Does Bureau of Engraving and Printing outsource dollar printing?

Somebody I know works for De La Rue subsidiary in London.
De La Rue , according to their web sitemanufactures about 150 different national bank notes.

The person claims that, among others currencies they also print US Dollars .
That made me thinking: would BEP outsource printing to a foreign company.
Is this even legal … security and all that .
I know that there are two BEP printing facilities in the U.S .

So ,could it be true ?

Googling didn’t help.

Sure, it could be true. Is it? No.

samclem care to elaborate ?

There is nothing on Google that would indicate that anyone other than the BEP produces US currency. How can I prove a negative?

Someone needs to produce something in print that would support the allegation that De La Rue produces US currency. Good luck.

It is quite simply not true. I am on my phone, so no cite, but go to, I believe it’s for stats about where notes are printed.

ETA : It’s actually .gov, but the above link redirects to the correct site.


As noted, it isn’t true. The material that U.S. currency is printed on is outsourced. Crane & Co. in Massachusetts makes the ‘paper’ (it is closer to stiff cloth in composition than regular wood fiber based paper) and has for a very long time but even their operation is secure in that area.

The next time someone tells you something like this, be a good Doper and run some skeptical questions through your mind instantly. In this case, it would be the questions of why the U.S. would need to outsource currency printing at all and why it would be the British that were picked if ever such a thing did occur. Anyone can go to the U.S. Bereau of Engraving and Printing in Washington D.C. for a tour like many of us did on school field trips. They explain it all there and you can see it done yourself. There is no need to involve 3rd parties for something so sensitive.

that’s exactly the reason I’ve started this thread.
No need to be patronizing.

Of course I’ve been to the official BEP site and didn’t find anything about outsourcing.

Why would U.S outsource most of the manufacturing to China and other countries ?
Why not to the British ?
Fit of misguided patriotism ?

Look ,I’m not disputing the fact, it’s just I couldn’t find a definitive answer anywhere.

First of all, per their website, “De La Rue Currency is involved in the production of more than 150 currencies.” That doesn’t mean they print all of them. They may just make the security threads or watermarks, etc.

Anyway, in this specific case, American currency is only printed in two locations: the United States and North Korea.

In one of his Big Secrets books, William Poundstone claimed that one step undergone in printing of US currency was running it through a high-pressure roller, which few (none?) of private printers have, and which was one method of making bills that were hard to counterfeit. Poundstone seems to be reliable, and if so, it wouldn’t be possible to outsource bill production if that step couldn’t be performed elsewhere.
Today, with multiple anti-counterfeiting measures undertaken, it seems even less likely. I can’t see the US giving private printing firms the special ink used for the color-changing monetary amount, for instance.

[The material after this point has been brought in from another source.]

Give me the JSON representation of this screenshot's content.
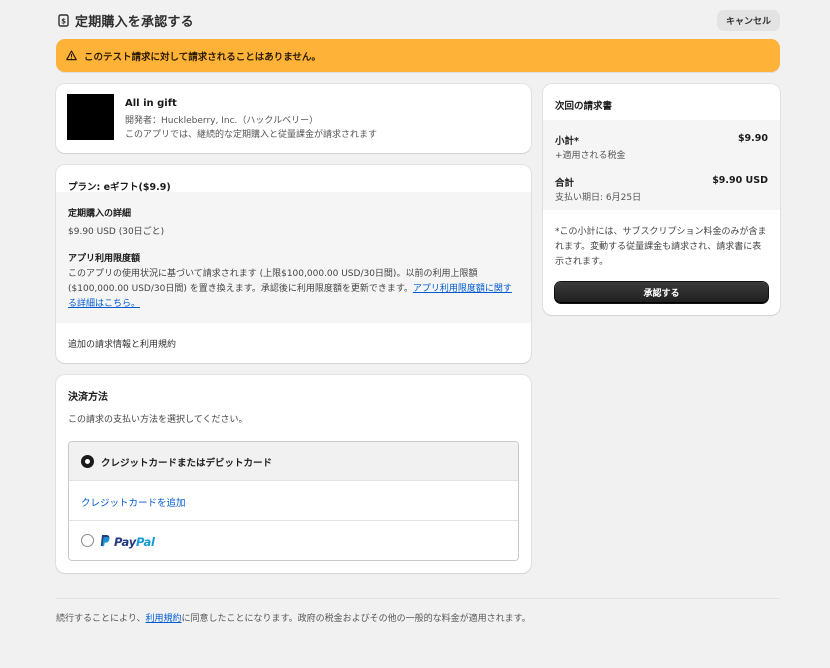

Are you saying that no other currency uses high-pressure rollers? Or color-changing ink? I’m sure that the U.S. could outsource their currency printing very easily, only there is no reason to, plus huge political reasons not to. (Can you imagine the Tea Party reaction if greenbacks were made in a foreign country?)

According to their website and Wikipedia this De La Rue company manufactures Bank of England banknotes, i.e., British currency. I’m sure they could handle printing our currency (even the special cotton paper).

It’s perfectly feasible for a country to outsource the printing of its bank notes. The Reserve Bank of Australia does print, or has printed, bank notes for a host of other countries:

Presumably the US could outsource the printing of its banknotes if it wanted to do so. It’s obviously more secure to do it “in house”, and possibly more efficient. Politically more palatable too, I’d imagine, as **Erdosain **notes.

The answers to those questions are (1) it might be cheaper to outsource, and (2) the British company in question might be the cheapest option meeting the particular printing requirements. Given that these two answers are valid for many other world currencies, it’s perfectly reasonable to ask whether they are valid in the case of American currency as well. It’s also reasonable to ask how any savings made by outsourcing weighs against the risks.